3. When it comes to doing novel drills to improve balance and coordination on both sides of the body, one of my favorite examples is the skier Mikaela Shiffrin. She does things like juggle while walking over unsteady terrain. There are also reports that she juggles while riding a unicycle. The great Soviet hockey coach Anatoli Tarasov adapted drills from traditional Russian dance and ballet moves to the ice on skates to improve the footwork of his players. It used to be common for college athletes to take dance classes of various sorts as part of 1950s and 60s style physical education.

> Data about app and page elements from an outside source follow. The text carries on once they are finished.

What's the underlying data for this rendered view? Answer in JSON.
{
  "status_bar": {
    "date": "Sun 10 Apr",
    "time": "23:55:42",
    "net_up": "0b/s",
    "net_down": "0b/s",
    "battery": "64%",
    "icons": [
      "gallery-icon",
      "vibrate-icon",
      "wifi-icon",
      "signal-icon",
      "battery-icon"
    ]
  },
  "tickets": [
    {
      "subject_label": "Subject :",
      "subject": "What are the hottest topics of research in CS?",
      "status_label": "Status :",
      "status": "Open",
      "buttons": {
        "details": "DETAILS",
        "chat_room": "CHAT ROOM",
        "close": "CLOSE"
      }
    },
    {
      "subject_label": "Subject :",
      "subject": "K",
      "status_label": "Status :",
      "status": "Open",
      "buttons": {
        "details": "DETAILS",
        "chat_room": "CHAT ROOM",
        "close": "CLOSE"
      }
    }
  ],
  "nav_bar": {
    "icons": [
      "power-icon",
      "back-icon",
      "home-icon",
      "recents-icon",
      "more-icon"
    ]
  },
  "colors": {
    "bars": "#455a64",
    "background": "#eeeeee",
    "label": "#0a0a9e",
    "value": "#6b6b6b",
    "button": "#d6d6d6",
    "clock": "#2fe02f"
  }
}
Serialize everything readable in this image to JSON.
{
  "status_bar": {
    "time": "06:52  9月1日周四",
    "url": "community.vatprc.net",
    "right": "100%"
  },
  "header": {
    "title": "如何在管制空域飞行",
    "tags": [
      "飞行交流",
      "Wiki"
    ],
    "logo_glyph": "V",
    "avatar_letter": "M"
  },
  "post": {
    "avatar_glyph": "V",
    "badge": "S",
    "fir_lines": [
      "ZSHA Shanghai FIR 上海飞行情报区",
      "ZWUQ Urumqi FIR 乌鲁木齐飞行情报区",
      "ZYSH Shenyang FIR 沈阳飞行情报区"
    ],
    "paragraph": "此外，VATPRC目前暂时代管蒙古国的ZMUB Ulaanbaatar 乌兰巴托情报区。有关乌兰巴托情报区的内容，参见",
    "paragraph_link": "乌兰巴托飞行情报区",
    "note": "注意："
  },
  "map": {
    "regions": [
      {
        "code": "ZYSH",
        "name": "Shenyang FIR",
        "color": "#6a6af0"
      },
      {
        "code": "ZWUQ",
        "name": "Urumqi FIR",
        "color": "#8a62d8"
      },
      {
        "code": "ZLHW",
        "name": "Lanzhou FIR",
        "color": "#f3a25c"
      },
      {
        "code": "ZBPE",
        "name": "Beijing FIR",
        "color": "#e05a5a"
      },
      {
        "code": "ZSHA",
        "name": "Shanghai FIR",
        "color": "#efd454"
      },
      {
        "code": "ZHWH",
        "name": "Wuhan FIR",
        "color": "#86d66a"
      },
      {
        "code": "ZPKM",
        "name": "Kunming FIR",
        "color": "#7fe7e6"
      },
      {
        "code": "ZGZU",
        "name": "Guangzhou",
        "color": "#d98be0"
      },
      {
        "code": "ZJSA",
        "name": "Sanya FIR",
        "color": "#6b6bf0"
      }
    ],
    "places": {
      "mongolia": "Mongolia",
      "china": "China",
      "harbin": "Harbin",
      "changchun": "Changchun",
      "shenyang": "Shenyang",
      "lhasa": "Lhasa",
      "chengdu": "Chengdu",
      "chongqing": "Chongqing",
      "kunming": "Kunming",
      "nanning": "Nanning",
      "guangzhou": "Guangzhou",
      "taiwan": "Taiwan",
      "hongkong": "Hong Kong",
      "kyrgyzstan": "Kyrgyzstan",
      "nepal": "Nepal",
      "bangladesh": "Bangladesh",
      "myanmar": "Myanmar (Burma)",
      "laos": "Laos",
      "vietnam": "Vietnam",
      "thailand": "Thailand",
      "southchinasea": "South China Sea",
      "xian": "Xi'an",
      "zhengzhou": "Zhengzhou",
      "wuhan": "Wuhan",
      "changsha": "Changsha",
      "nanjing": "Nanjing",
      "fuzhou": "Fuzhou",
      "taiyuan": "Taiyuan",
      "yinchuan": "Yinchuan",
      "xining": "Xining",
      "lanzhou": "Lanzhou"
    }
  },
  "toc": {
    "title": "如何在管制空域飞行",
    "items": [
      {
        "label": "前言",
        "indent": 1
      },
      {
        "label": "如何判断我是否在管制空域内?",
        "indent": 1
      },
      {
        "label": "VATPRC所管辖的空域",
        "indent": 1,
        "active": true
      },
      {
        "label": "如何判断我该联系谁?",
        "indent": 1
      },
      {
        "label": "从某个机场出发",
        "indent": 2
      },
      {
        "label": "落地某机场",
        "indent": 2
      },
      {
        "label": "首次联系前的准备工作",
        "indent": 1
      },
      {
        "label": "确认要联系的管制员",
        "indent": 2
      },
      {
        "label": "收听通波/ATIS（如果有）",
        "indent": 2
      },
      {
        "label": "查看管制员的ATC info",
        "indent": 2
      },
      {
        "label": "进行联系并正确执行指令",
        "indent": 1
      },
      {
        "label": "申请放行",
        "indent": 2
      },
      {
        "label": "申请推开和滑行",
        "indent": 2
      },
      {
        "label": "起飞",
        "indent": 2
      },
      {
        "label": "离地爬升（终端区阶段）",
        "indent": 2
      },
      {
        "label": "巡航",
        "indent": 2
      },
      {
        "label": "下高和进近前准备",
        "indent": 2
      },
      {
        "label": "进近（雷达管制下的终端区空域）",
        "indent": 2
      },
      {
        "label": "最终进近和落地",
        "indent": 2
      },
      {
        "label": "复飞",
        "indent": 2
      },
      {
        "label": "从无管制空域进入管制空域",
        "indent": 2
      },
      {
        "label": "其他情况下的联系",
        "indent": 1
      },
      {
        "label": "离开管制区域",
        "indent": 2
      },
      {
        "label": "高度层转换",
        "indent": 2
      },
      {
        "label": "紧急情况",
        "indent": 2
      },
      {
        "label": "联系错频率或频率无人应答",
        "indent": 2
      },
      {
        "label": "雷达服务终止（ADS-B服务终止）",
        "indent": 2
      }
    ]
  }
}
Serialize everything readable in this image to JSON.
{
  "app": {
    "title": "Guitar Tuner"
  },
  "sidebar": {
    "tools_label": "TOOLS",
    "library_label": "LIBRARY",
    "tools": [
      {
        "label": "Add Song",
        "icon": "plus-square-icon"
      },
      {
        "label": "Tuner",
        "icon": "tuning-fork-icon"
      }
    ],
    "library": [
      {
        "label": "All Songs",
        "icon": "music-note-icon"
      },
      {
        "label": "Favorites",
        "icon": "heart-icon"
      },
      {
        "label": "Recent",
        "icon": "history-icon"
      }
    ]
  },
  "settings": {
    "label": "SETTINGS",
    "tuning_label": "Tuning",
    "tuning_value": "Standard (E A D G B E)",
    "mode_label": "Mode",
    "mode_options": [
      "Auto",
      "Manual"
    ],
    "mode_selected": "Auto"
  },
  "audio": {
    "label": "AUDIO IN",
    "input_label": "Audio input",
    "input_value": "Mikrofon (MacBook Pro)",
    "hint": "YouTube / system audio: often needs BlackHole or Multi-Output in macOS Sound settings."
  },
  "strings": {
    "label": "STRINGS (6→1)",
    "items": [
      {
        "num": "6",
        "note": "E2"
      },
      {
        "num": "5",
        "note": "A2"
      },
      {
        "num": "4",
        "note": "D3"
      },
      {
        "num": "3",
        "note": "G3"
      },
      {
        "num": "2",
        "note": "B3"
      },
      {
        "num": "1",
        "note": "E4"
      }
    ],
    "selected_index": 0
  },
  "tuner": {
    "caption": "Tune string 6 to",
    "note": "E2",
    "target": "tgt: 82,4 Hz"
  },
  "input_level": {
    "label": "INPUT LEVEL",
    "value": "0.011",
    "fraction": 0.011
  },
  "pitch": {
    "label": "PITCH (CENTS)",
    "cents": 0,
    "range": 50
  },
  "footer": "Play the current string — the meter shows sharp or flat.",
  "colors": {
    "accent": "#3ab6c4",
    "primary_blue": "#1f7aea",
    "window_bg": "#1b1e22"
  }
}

All of this tells us that people like Odell Beckham Jr. and Mikaela Shiffrin are using training techniques that are on the cutting edge of medical science. They are also channeling old school ideas about the need for athletes to develop and refine a general set of motor skills in practice for use later in competitive situations. What they are doing also makes me wonder if we should be encouraging kids to do a wider variety of activities versus less specialized practice in an effort to help them reach their fullest potential. It also probably makes sense for the rest of us to follow the example of Beckham and Shiffrin and get out of our athletic and workout comfort zones and try new things, or perhaps old things like jumping rope.
Finally, how far can all of this go? In 1948 and '52 the Hungarian pistol shooter Karoly Takacs won Olympic gold medals. He shot left-handed. In 1938 his right hand was essentially destroyed by a defective hand grenade and he retrained himself to become a champion left-handed. So in some future big game when Odell Beckham Jr. makes a clutch catch left-handed remember he is channeling Karoly Takacs, which is not a bad idea for the rest of us either.
Michael Joyner, is an expert in human performance at the Mayo Clinic, these views are his own. You can follow him on twitter @DrMJoyner.